I am no apologist for the Cooper Administration, but I am skeptical of amassments of political power. This concentration of legislative power raises concern about the separation of powers, as the General Assembly will significantly influence NCInnovation’s decisions, considering its majority presence on the board. Excluding the executive branch is a concerning deviation from the usual oversight process, particularly related to economic development organizations. For example, the Golden Leaf Foundation and the Economic Development Partnership of North Carolina receive board appointments from the General Assembly and the governor. The governance structure should allow for a fair balance of power to avoid undue influence and maintain accountability. 

ESG guardrails 

Second, why are there no Environmental, Social, and Corporate Governance (ESG) investment guardrails in the legislation, especially when the majority of the board will be determined at the will of the General Assembly, regardless of which party is in power?

Conservatives have expressed concern about companies’ emphasis on ESG investing at the expense of return on investments. While the Senate’s version of the state budget mentions NCInnovation reporting on investments and equity stakes to the General Assembly, there are no ESG investment guardrails in the legislation. It’s possible that, in the future, political considerations may outweigh financial prudence. The lack of investing guardrails raises concerns about the organization’s future mission, accountability, and transparency. 

University collaboration 

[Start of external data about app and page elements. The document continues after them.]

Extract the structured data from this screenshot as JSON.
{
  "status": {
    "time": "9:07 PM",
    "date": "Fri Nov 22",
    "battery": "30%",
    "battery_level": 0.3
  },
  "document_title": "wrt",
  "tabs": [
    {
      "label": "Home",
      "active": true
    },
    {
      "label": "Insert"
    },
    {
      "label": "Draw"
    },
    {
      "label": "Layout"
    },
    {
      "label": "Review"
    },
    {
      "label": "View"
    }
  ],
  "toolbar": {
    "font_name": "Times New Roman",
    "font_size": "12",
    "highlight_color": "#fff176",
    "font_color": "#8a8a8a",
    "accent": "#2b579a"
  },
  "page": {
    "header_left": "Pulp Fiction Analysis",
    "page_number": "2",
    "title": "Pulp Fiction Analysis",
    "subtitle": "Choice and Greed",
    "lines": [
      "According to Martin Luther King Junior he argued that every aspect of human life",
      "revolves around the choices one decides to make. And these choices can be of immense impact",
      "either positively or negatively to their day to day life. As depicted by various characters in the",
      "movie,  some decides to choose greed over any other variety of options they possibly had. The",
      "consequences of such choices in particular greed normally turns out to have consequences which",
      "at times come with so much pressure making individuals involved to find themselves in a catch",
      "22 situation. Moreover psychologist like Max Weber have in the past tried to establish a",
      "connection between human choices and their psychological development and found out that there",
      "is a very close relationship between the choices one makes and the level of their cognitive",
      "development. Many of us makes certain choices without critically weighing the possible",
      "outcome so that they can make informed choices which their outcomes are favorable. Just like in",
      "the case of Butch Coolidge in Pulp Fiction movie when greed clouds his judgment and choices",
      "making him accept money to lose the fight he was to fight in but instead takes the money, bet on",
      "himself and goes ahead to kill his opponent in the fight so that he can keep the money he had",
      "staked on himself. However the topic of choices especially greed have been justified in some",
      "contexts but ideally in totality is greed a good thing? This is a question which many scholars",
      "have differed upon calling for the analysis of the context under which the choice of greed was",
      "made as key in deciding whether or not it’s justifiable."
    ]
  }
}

Third, how will NCInnovation guarantee research collaboration with North Carolina’s public universities? Currently, the university chancellors of East Carolina, NC A&T, UNC Charlotte, and Western Carolina are all on the current NCInnovation board of directors, along with the University of North Carolina System President Peter Hans, which makes sense if the goal is to “improve applied research outputs at UNC System schools and to help commercialize the results of that research.”

However, the Senate legislation says that for NCInnovation to receive and retain the $1.4 billion, it must guarantee that any “officer, employee, or member of a governing board of NCInnovation is not a State employee.” In other words, all five current university executives will have to come off the board, and no one on the future board can be employed by a North Carolina public university. It isn’t easy to understand how collaboration will happen without the board of directors involved on both sides of the equation. 


Finally, the Senate budget legislation states, “NCInnovation is not subject to the Open Meetings Law as provided in Article 33C of Chapter 143 of the General Statutes and the Public Records Act as provided in Chapter 132 of the General Statutes.” Why will NCInnovation not be subject to North Carolina’s open meetings or public records laws?

Open meetings and open records laws for organizations receiving funding from state governments are critical in maintaining transparency and accountability. They allow citizens to track the decision-making process of state-funded organizations and hold them accountable for their actions. These laws create transparency and accountability and mitigate the risk of fraud, waste, and abuse. If state lawmakers appoint 62% (eight of 13) of the board of directors, and taxpayers are providing $1.4 billion as an endowment, then citizens deserve to know what is happening with their hard-earned money. 

NCInnovation is seeking to undertake a herculean task that has laudable goals. However, it is critical to ensure that governance structures are well thought out to ensure transparency, accountability, and public success. Taxpayers and legislators need answers to these four critical questions before leaping to such a significant investment.